I have a few goals for Kati in life:
1.) He is surrounded by people who love him.
2.) He gets a solid education.
3.) I am able to visit him at least once every 2 years.
4.) God willing, I am able to adopt him and live with him in South Africa one day.
Goal number one has been achieved, and now we move on to goal number two, which is where you all come in. The schools in the townships here in South Africa, specifically Mpophomeni, are schools that cannot offer children with a solid education. The government gives less money to schools in townships than they do to schools outside the townships. Our goal as a people who love Kati is to provide him with a great education, which means sending him to a school outside of the township. It costs money to attend the school, to purchase a school uniform, and for bus fare. After months of organizing (and there’s still so much organizing to be done!) the staff of Masibumbane and I have come up with a school and prices. The school is a school in Howick, which is a neighboring town to Mpophomeni. It is a government school, but a very good government school at that.
Tuition: R1200 yearly ($120)
Uniform: R800 ($80)
Bus Fare: about R500 ($50)
In total, that’s about $250 to $300 a year to send Kati to school.
He’s currently 4 years old, so there’s plenty of time to start saving up! The schools here last only until middle school, and then you have to transfer to a high school. The high school we would love to send him to is a Christian boarding school at Kwasisabantu Mission, and the tuition there is much more expensive: R12000 ($1,200) a year. Of course, there’s much more time to raise those funds, but we want to get an early start!
We are keeping a file for Kati at Masibumbane with all of the funds received. To make the transfer easier, all funds will be sent to me where I will also be keeping a separate file for Kati and then making the electronic transfers over to Masibumbane in South Africa once a month. You have the chance to help an amazing kid get the education he deserves. If you’re interested and have any more questions, shoot me a facebook message or send me an e-mail! (email@example.com) If you feel driven to support Kati, write a check out to “Masibumbane – Kati’s Schooling Fund” and mail it to:
1200 Park Road
Harrisonburg, VA 22802
Or give it to one of my family members if you’re in the Johnstown area. You can be sure they will pass it along to me. We’re in the works of possibly setting up a link so people can donate, which will make the transfers a lot easier.

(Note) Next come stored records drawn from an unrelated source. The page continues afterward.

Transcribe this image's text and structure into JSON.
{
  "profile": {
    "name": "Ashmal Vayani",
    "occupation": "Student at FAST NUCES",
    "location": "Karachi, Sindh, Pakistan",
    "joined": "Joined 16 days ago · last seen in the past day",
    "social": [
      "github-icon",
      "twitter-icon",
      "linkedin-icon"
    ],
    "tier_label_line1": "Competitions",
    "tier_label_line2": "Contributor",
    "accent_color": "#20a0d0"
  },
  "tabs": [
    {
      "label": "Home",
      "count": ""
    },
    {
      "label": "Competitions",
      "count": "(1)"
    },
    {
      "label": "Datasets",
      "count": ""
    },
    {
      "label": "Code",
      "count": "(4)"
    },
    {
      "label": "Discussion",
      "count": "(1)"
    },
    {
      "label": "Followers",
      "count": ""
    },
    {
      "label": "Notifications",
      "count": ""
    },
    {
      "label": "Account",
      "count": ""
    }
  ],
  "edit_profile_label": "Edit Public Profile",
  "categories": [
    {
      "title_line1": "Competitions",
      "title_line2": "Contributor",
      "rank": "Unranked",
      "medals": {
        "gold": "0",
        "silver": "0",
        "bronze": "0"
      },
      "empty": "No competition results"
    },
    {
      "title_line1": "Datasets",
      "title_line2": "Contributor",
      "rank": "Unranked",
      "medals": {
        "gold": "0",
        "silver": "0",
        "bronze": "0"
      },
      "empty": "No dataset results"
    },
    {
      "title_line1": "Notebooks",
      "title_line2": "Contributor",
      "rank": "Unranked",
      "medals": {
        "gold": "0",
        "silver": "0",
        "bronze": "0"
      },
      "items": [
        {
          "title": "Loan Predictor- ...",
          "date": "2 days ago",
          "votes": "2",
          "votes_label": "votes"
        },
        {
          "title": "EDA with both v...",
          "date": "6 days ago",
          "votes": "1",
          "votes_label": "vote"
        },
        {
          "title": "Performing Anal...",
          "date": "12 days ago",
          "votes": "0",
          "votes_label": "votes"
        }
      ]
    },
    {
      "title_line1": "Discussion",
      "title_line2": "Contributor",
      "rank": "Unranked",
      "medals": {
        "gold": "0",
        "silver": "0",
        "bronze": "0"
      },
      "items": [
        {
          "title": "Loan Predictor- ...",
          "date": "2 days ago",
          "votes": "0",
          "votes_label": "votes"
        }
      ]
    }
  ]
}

With that being said, my plans are to return to South Africa next May or June (2015) and remain there until August, volunteering at Masibumbane. I am very excited about these plans, but I know that I am not capable of doing it on my own. I am asking for support, both prayerfully and financially, as I make these steps to return to a place and people who have captured my heart. For more information on what Masibumbane is doing, visit http://www.masibumbane.org.za/.
To everyone who has been following me on my crazy journey, thank you. You rock, and you all inspire me to keep going.
“Change will not come if we wait for some other person, or if we wait for some other time. We are the ones we’ve been waiting for. We are the change that we seek.” – Barack Obama